It could only happen in the movies... just as the helicopter pilot attempts to bring his craft into land, out rushes a car park attendant, frantically trying to wave him away. But that's what happened in the central shopping area of Athlone Town when a gung-ho pilot decided to take an unorthodox route to collect his newly cut keys and landed on the roof of an adjacent multi-storey car park on July 8, 2007.

The 48-year-old pilot has been criticised for "poor airmanship" and for having broken Irish air law.

The attendant injured his hand when the downwash from the helicopter's main rotor caused a door to slam against it and the single-engine craft should not have been put down in a congested area because of the danger of engine failure, the pilot was told.

The Irish Aviation Authority said last night that it was reviewing the incident and the pilot may face sanction in the future. However, he has not faced any repercussions for his actions to date.

"In landing at such a site the pilot displayed poor airmanship," concluded air accident investigator Paddy Judge in his report. Despite repeated requests, both by phone and letter, the pilot did not complete and return an air accident report on the incident.

The Air Accident Investigation Report says the pilot, who was accompanied by his brother in the single-engine Hughes 369HS helicopter, was getting some keys cut for the door of his aircraft at the Texas Department Store.

"He landed on the roof of the adjacent multi-storey car park. It is unclear to the investigation where the helicopter could have been safely force-landed in the event of an engine failure during landing or take-off.

"It is also probable that the approach was made over the unstressed roof of the shopping centre due to the location of the church to the north of the landing site," the report said.

"The shopping centre was open for business at the time, and for obvious safety reasons, the area should have been completely avoided."

Mr Judge described the landing site as being in a congested area and "furthermore, and importantly, it is an elevated site where Rescue and Fire Fighting Services are mandatory. Neither was available".

The report says the pilot's US licence was issued in March 2007, just four months before the incident.

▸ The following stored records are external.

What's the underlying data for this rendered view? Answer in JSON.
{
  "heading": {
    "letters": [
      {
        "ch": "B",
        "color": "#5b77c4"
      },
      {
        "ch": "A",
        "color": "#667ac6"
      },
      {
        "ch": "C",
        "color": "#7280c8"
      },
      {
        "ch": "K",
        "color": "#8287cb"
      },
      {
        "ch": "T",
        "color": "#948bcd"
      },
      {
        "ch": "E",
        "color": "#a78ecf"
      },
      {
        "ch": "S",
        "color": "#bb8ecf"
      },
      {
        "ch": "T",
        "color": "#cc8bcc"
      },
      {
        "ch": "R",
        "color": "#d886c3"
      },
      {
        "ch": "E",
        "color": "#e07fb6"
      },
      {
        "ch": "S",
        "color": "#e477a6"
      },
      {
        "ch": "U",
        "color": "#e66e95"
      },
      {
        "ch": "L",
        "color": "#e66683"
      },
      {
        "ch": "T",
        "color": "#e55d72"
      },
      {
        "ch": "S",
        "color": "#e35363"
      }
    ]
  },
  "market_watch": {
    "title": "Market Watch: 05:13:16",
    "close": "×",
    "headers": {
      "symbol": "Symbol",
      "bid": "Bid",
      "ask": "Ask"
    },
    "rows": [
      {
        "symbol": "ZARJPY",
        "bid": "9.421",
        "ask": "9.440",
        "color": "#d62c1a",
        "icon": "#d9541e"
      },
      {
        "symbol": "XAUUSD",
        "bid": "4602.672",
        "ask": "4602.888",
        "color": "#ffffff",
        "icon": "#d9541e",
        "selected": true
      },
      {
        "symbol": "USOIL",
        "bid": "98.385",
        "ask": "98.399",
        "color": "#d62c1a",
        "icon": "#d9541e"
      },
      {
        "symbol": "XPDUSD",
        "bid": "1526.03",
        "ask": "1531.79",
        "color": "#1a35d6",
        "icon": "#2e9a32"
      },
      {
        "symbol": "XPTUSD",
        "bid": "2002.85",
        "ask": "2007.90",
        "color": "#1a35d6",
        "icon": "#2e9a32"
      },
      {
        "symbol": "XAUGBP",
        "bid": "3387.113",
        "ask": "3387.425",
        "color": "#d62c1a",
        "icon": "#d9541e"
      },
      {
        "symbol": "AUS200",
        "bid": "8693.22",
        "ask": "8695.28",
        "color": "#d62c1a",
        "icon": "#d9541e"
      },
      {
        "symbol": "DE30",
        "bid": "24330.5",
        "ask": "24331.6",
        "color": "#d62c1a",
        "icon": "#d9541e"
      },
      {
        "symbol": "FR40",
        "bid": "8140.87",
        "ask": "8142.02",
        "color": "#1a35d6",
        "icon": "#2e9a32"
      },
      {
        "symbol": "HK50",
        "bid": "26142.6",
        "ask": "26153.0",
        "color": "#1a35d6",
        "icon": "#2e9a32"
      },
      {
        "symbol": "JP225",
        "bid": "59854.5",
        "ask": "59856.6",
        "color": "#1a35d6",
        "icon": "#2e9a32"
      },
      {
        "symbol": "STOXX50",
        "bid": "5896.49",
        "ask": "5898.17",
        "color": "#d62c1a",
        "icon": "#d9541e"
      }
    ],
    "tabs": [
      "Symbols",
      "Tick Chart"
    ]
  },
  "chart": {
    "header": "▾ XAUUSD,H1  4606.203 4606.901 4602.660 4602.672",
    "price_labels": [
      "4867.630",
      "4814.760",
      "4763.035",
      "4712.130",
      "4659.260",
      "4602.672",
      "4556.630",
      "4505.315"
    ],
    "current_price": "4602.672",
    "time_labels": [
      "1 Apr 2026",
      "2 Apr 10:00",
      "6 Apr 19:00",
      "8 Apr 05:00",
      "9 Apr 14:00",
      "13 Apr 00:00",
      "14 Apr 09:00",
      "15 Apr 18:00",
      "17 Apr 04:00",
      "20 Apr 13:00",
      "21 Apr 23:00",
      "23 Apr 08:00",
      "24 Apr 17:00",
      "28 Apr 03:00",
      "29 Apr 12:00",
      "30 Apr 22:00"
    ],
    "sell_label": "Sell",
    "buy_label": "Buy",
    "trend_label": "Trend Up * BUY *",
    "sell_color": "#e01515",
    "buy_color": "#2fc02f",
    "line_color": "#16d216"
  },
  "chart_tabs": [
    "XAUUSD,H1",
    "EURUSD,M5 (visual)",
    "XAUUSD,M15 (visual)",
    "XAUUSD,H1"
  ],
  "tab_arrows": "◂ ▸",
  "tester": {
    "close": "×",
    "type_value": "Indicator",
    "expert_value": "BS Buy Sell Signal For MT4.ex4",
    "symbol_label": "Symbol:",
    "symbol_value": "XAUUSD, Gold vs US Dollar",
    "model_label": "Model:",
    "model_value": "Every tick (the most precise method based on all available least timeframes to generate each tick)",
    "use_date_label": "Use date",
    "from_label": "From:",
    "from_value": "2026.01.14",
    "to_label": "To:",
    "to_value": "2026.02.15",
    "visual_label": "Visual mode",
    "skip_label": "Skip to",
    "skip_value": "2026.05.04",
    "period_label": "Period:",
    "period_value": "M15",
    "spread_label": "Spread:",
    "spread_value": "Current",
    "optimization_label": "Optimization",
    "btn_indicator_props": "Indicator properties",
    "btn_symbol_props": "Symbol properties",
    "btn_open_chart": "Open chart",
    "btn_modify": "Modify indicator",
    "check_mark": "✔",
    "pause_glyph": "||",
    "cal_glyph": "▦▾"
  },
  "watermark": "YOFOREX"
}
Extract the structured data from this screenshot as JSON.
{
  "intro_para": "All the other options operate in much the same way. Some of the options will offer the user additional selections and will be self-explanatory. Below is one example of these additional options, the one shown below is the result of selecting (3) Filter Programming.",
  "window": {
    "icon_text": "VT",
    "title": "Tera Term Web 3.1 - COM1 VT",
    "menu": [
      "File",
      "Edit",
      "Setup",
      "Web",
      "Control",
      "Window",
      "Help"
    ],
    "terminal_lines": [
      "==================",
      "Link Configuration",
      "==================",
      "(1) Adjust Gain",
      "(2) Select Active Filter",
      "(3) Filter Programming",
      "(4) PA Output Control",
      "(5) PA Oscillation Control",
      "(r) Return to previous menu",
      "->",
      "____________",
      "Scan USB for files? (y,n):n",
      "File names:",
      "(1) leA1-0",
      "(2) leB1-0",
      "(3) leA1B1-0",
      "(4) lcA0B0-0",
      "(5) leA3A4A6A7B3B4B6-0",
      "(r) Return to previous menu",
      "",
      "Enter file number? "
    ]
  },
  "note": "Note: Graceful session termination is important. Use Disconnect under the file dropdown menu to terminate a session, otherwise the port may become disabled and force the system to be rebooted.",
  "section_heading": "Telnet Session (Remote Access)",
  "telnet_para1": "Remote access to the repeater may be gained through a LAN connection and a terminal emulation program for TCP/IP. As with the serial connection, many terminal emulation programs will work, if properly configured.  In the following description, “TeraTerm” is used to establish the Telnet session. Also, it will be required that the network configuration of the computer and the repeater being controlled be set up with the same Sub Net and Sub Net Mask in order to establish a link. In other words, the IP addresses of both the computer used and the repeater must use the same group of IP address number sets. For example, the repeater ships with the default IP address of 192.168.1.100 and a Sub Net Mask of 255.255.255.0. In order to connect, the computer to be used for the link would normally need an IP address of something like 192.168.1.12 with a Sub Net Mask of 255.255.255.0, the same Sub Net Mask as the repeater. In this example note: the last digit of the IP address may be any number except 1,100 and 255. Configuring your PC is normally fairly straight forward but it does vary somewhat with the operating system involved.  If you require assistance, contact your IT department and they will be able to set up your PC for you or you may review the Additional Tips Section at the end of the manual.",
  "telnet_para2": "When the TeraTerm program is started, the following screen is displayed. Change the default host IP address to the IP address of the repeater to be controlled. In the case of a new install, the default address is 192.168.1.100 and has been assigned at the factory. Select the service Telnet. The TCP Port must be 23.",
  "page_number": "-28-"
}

"The pilot stated that he has about 150 hours helicopter flying experience, but was unable to supply a logbook, which he stated was lost in a subsequent accident."

In evidence, the car park attendant said that as the helicopter approached for landing he attempted to wave it away.

"The helicopter pilot ignored him and he had to duck into the doorway... as space on the roof is restricted. The downwash from the main rotor caused the door to slam back against him hitting his hand."

Words were exchanged between the attendant and the pilot after the landing.

The gardai were called, but by the time they arrived the helicopter had left.

The attendant said the helicopter had landed on the roof some months previously and his supervisor told him afterwards that this was not allowed

The pilot said he had landed there before accompanied by the owner of the shopping centre who had given him permission to land on the car park roof.

That day, he rang the duty manager of the shopping centre before taking off to confirm that he had permission to land. He was unaware that the duty manager no longer had authority to grant him permission to land.

The pilot said the car park attendant was not on the roof while he was landing and only approached the helicopter on engine shutdown.

He said that the attendant could not have given signals, as he was not present until after landing.


From Belfast Telegraph